May 21, 2020 48299488 0 Comments

In many juvenile matters, there are diversion-minded programs that may result in the dismissal of charges.  One program is known as “informal supervision” (Welfare & Institutions Code section 654).   If the minor elects to participate, he/she must serve six-months of informal probation while performing community service, attending and receiving acceptable grades in school, providing restitution, if any to the victim, as well as completing any other terms the judge may require.  At the conclusion of the six-month term, and assuming the minor has successfully completed the terms of probation, the case will be dismissed.

In more serious cases, including certain felonies, there is another program similar to informal supervision above.  Known as “deferred entry of judgment” or DEJ (Welfare & Institutions Code section 790), this program requires the minor to serve a full year of probation and upon the successful conclusion of probation, the case will also be dismissed.  This diversion program however, requires that the minor admit the charges in the petition (criminal complaint).  Should the minor fail in DEJ, the court can impose sentence immediately.

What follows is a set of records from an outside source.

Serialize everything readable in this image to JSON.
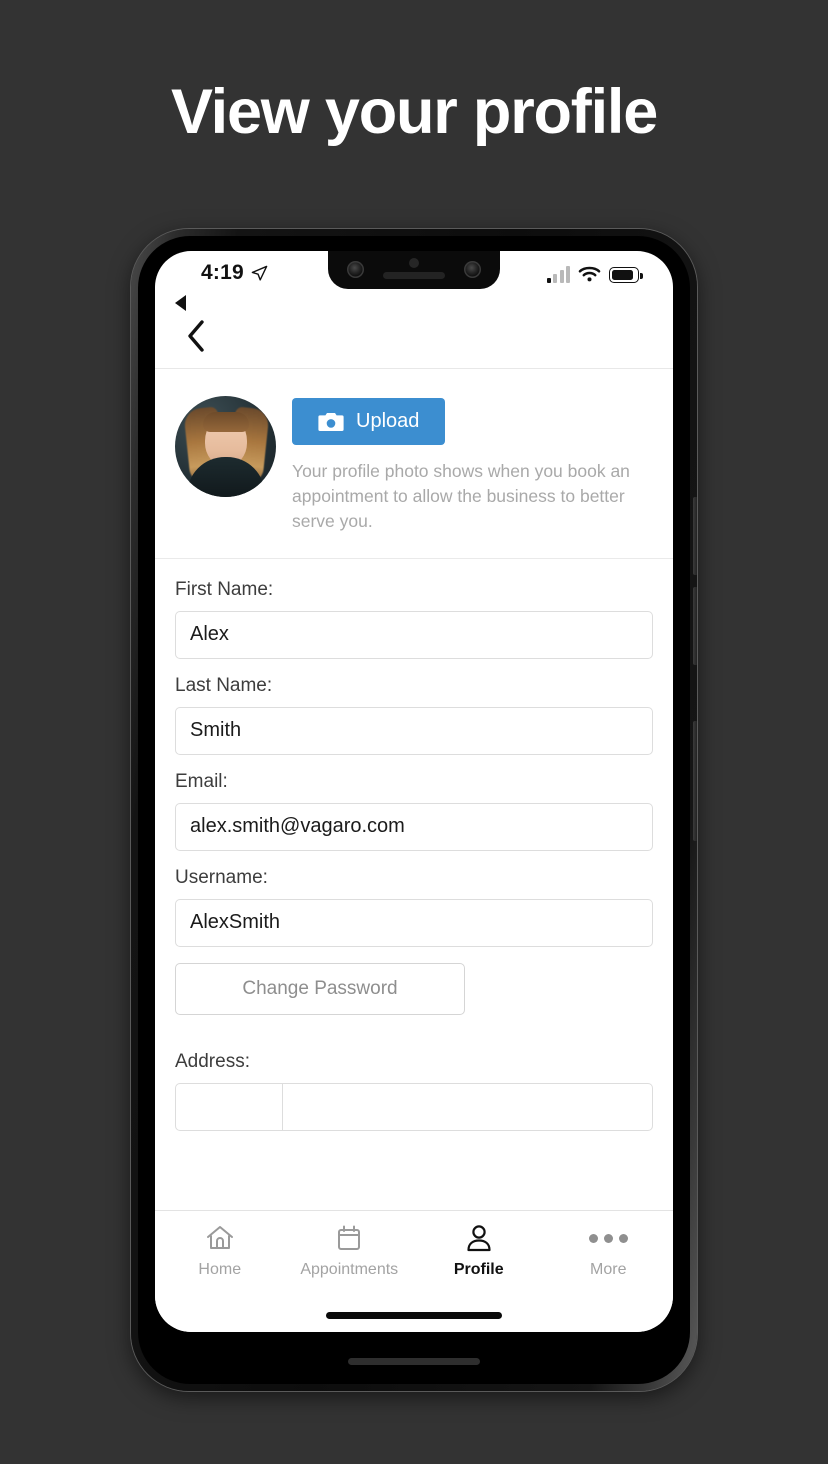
{
  "headline": "View your profile",
  "statusbar": {
    "time": "4:19",
    "location_icon": "location-arrow-icon",
    "back_indicator_icon": "back-triangle-icon",
    "signal_icon": "cellular-signal-icon",
    "wifi_icon": "wifi-icon",
    "battery_icon": "battery-icon"
  },
  "navbar": {
    "back_icon": "back-chevron-icon"
  },
  "photo_section": {
    "avatar_name": "profile-avatar",
    "upload_label": "Upload",
    "camera_icon": "camera-icon",
    "hint": "Your profile photo shows when you book an appointment to allow the business to better serve you."
  },
  "form": {
    "fields": [
      {
        "label": "First Name:",
        "value": "Alex"
      },
      {
        "label": "Last Name:",
        "value": "Smith"
      },
      {
        "label": "Email:",
        "value": "alex.smith@vagaro.com"
      },
      {
        "label": "Username:",
        "value": "AlexSmith"
      }
    ],
    "change_password_label": "Change Password",
    "address_label": "Address:",
    "address_small_value": "",
    "address_large_value": ""
  },
  "tabbar": {
    "tabs": [
      {
        "label": "Home",
        "icon": "home-icon",
        "active": false
      },
      {
        "label": "Appointments",
        "icon": "calendar-icon",
        "active": false
      },
      {
        "label": "Profile",
        "icon": "person-icon",
        "active": true
      },
      {
        "label": "More",
        "icon": "more-dots-icon",
        "active": false
      }
    ]
  },
  "colors": {
    "background": "#333333",
    "accent_blue": "#3c8ed0",
    "screen_white": "#ffffff",
    "label_gray": "#a9a9a9"
  }
}
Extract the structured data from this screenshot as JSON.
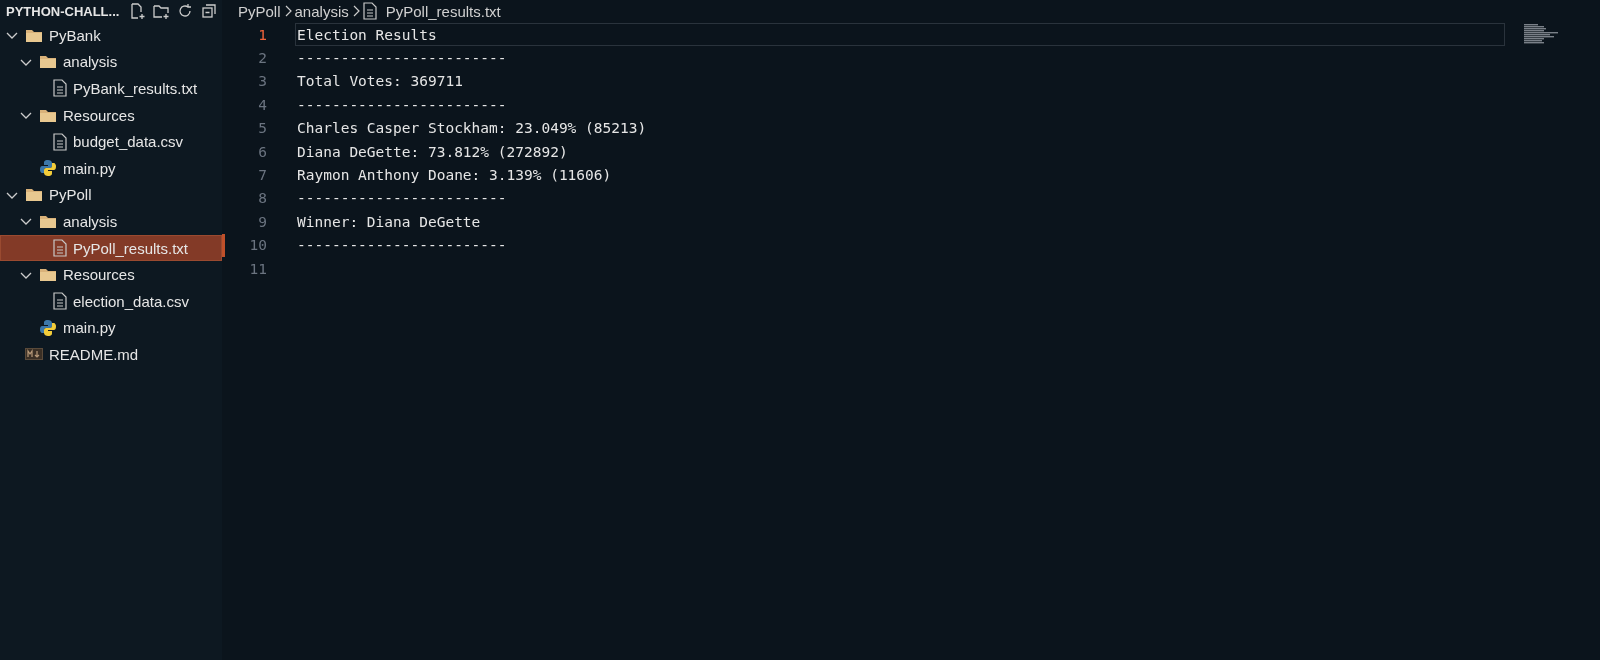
{
  "explorer": {
    "title": "PYTHON-CHALL...",
    "tree": [
      {
        "label": "PyBank",
        "kind": "folder",
        "expanded": true,
        "selected": false,
        "children": [
          {
            "label": "analysis",
            "kind": "folder",
            "expanded": true,
            "selected": false,
            "children": [
              {
                "label": "PyBank_results.txt",
                "kind": "text",
                "selected": false
              }
            ]
          },
          {
            "label": "Resources",
            "kind": "folder",
            "expanded": true,
            "selected": false,
            "children": [
              {
                "label": "budget_data.csv",
                "kind": "text",
                "selected": false
              }
            ]
          },
          {
            "label": "main.py",
            "kind": "python",
            "selected": false
          }
        ]
      },
      {
        "label": "PyPoll",
        "kind": "folder",
        "expanded": true,
        "selected": false,
        "children": [
          {
            "label": "analysis",
            "kind": "folder",
            "expanded": true,
            "selected": false,
            "children": [
              {
                "label": "PyPoll_results.txt",
                "kind": "text",
                "selected": true
              }
            ]
          },
          {
            "label": "Resources",
            "kind": "folder",
            "expanded": true,
            "selected": false,
            "children": [
              {
                "label": "election_data.csv",
                "kind": "text",
                "selected": false
              }
            ]
          },
          {
            "label": "main.py",
            "kind": "python",
            "selected": false
          }
        ]
      },
      {
        "label": "README.md",
        "kind": "markdown",
        "selected": false
      }
    ]
  },
  "breadcrumbs": [
    "PyPoll",
    "analysis",
    "PyPoll_results.txt"
  ],
  "editor": {
    "lines": [
      {
        "number": "1",
        "text": "Election Results",
        "selected": true,
        "modified": false
      },
      {
        "number": "2",
        "text": "------------------------",
        "selected": false,
        "modified": false
      },
      {
        "number": "3",
        "text": "Total Votes: 369711",
        "selected": false,
        "modified": false
      },
      {
        "number": "4",
        "text": "------------------------",
        "selected": false,
        "modified": false
      },
      {
        "number": "5",
        "text": "Charles Casper Stockham: 23.049% (85213)",
        "selected": false,
        "modified": false
      },
      {
        "number": "6",
        "text": "Diana DeGette: 73.812% (272892)",
        "selected": false,
        "modified": false
      },
      {
        "number": "7",
        "text": "Raymon Anthony Doane: 3.139% (11606)",
        "selected": false,
        "modified": false
      },
      {
        "number": "8",
        "text": "------------------------",
        "selected": false,
        "modified": false
      },
      {
        "number": "9",
        "text": "Winner: Diana DeGette",
        "selected": false,
        "modified": false
      },
      {
        "number": "10",
        "text": "------------------------",
        "selected": false,
        "modified": true
      },
      {
        "number": "11",
        "selected": false,
        "modified": false
      }
    ]
  }
}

While there are additional restrictive means to handling minors (home on probation, detention, suitable placement, youth authority), it is extremely important to recognize that the overall goal in juvenile matters is the “rehabilitation” of the minor, not simply imposing punishment.  Given that there are many factors, reasons or circumstances that may cause a minor to commit a criminal offense (broken homes, substance abuse, mental health problems, etc.), it is imperative to highlight and illustrate these issues through school records, medical health providers, social workers, and counsellors/therapists.  Faced with credible and relevant information beneficial to the minor, juvenile court prosecutors, and especially judges, are keen to provide minors (or, at least assisting them) with the resources necessary to deal with the specific challenges facing the minor.

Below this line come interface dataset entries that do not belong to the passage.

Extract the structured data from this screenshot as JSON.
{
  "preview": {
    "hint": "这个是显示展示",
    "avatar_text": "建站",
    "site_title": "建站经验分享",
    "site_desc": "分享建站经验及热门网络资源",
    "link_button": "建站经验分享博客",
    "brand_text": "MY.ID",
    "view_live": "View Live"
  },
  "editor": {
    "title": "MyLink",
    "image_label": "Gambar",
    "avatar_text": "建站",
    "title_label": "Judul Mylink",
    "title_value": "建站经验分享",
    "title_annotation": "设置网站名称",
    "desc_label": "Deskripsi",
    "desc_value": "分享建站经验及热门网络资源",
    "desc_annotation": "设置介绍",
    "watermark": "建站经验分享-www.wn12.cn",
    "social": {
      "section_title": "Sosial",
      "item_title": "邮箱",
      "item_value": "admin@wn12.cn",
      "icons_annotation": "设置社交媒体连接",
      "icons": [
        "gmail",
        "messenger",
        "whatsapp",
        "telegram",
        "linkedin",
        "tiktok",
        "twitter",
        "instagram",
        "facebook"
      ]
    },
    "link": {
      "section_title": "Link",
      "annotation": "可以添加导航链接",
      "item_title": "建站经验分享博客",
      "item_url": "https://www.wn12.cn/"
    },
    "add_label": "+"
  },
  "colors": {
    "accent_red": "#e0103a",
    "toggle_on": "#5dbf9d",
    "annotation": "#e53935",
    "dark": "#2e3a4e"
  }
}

In the City of Santa Clarita, there are two additional minor-diversion programs, “SCV Teen Court” and “SCV Community Court”.  Both programs are also designed to give first-time youthful offenders an opportunity to earn a dismissal of their criminal case or traffic matter.  An early discussion with an experienced, local attorney can help direct the case to the appropriate Santa Clarita sheriff’s personnel for such consideration.